She then posits this question to Charlie: “So Charlie, on this great cruise ship of life which way do you want to place your deck chair?” After a few moments of thought Charlie replies – “Lucy, I can’t even get my deck chair unfolded.” Can you relate? I know that even though I have been on a dedicated spiritual and personal growth path for about 25 years now, there are still days when I struggle to get my deck chair unfolded.
Growing up I had a desperate desire to fit in, to be accepted, to be part of the in crowd, and yet I also found myself longing to be alone, not wanting to be bothered by others. I oscillated between behaviors that either attracted people to me or caused them to leave me in isolation. The relationships in my life were very dysfunctional: either I was very co-dependent or I tried to be the dominant partner. I put a lot of energy into trying to please others or being an absolute obnoxious rebel.
But whichever the way the wind was blowing in that particular department, the base line or predominant desire in my life became a quest for pleasure. And when I found it, in whatever fashion that was, then my main goal was to get more, more, more. And Western culture in general was on a path in the same direction – of more, more, more.
At this time in my life, age fifteen through thirty five, I was not consistently practicing my faith. I had been “force fed” religion from cradle through College. So when I was free from parental guidelines I moved as far away from my faith as I could. I became totally caught up in a way of life that was founded on me, me, me-ism, and neither church, nor religion, nor things spiritual touched me. And yet, every once in a while, when moments of pure bleakness came over me (as they are wont to do in that kind of lifestyle!), I would creep into the back of a church and “fox-hole” pray (you know: God if you get me out of this, I promise I’ll do that), to some God of whom I had no real concept.
I had absolutely no idea at that time that my soul was thirsting for wholeness. I was just aware, barely, that the more I tried to fill the gaping hole inside of me with material things, bad relationships, and other false gods, the more empty and abandoned I felt. By age thirty five I was on the edge of a deep, black hole of despair. Somehow, I had a rare moment of sanity, a God-incidence, and I was able to seek and get help.
I clung on, like a drowning man clings to a life raft, to a group of people who seemed to care unconditionally for me. They encouraged me to find a God of my understanding and in the mean time “loaned me their God”. I was able to clear the wreckage of my past, make some amends, then begin building a firm foundation for my future. Now let me go back to Charlie Brown and Lucy for a moment.
Lucy talks about looking backward or looking forward to find the meaning of life, and to a certain extent I did need to look back.
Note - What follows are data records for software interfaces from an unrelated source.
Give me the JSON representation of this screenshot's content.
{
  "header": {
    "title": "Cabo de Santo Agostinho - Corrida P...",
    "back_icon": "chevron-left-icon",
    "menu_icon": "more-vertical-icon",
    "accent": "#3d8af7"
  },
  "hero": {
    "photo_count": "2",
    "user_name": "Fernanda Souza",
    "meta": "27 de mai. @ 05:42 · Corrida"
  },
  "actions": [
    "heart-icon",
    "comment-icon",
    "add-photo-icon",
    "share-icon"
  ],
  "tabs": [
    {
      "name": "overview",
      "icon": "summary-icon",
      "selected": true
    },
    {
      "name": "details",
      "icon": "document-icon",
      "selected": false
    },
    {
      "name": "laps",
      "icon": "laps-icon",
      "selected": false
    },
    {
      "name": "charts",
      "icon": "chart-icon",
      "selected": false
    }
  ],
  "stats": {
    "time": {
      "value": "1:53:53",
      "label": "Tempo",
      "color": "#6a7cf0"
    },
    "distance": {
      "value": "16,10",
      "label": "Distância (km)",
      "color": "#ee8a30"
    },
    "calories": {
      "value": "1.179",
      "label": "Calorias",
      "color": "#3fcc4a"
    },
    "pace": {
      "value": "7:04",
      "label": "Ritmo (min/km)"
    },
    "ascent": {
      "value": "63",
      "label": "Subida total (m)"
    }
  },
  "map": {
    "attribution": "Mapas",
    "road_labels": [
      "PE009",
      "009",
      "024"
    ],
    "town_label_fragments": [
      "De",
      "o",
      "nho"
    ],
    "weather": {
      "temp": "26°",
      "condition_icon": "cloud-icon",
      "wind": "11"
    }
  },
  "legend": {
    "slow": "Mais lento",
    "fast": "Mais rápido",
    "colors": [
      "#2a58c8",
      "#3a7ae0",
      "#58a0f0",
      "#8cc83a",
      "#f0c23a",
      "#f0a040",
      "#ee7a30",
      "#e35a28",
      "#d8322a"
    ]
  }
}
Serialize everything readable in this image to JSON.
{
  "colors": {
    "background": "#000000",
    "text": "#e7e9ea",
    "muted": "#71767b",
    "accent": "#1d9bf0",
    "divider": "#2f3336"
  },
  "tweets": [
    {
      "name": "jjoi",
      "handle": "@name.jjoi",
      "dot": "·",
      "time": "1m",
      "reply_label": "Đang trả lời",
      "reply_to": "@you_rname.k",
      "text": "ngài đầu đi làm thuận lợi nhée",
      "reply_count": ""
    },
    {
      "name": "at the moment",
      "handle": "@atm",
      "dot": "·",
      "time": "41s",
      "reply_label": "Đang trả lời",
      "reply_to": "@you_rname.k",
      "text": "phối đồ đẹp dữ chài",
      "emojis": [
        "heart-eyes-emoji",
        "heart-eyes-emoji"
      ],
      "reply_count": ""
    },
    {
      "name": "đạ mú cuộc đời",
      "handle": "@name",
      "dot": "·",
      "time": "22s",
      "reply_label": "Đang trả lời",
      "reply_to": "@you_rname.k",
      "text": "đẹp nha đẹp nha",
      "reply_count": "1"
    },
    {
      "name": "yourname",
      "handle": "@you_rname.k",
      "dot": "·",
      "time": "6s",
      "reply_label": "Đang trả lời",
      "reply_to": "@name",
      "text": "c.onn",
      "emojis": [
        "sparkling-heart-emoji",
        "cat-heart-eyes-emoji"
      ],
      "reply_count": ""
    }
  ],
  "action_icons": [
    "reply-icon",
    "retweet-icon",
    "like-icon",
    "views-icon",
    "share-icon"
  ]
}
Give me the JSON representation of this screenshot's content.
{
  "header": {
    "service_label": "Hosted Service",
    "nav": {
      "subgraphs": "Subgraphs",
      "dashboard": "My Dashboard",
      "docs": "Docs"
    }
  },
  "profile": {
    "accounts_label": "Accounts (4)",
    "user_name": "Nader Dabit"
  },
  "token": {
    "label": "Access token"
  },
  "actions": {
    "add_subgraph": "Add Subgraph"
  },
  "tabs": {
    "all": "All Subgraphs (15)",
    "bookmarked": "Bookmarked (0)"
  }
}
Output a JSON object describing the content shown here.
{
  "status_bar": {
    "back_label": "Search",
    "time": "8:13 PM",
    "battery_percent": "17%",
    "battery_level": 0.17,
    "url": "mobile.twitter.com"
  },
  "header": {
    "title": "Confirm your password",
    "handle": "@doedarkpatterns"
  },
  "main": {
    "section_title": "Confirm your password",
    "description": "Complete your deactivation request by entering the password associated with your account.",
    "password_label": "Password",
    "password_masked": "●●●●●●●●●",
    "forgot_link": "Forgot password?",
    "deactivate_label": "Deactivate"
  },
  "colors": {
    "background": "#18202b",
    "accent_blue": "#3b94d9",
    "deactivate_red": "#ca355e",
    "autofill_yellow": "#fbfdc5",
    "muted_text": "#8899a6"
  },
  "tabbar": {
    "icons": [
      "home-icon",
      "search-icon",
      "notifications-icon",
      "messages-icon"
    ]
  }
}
This was so I could learn some lessons from the past and also see to whom I needed to make amends. But having achieved those two objectives I do not dwell too much in the past. Nor do I look too far down the road or allow myself to get worried about “what if”. Personally I’ve learned to put my deck chair mid ship and focus on what I have right In front of me. But that’s just my particular slant on that cartoon story.
Today the state of me, me, me-ism is no longer a part of my life, and I am able to to reach out to others and try to be of help. I focus on taking care of myself and living an honest, God-centered life. With the help of many amazing mentors who have enriched my life immensely, I have created a deep and personal relationship with my God which in turn leads me to desire more relationship with Him. And funny, the more I am in relationship with Him the better my life is.
As some icing on the cake, I have learned to turn to scriptures, to read books written by spiritual authors (Max Lucado is my personal favorite). I give myself the gift of attending retreats and spiritual workshops; sometimes I facilitate them!! I have created a faith based community for myself and I enjoy healthy relationships today. In another posting I mentioned my husband – a wonderful man who brings many blessings to our marriage and who is also my spiritual partner. And despite today’s frenetic and sometimes unbearably sad and cruel world, the empty and falsely satisfying life that I used to live has become a life full of meaning.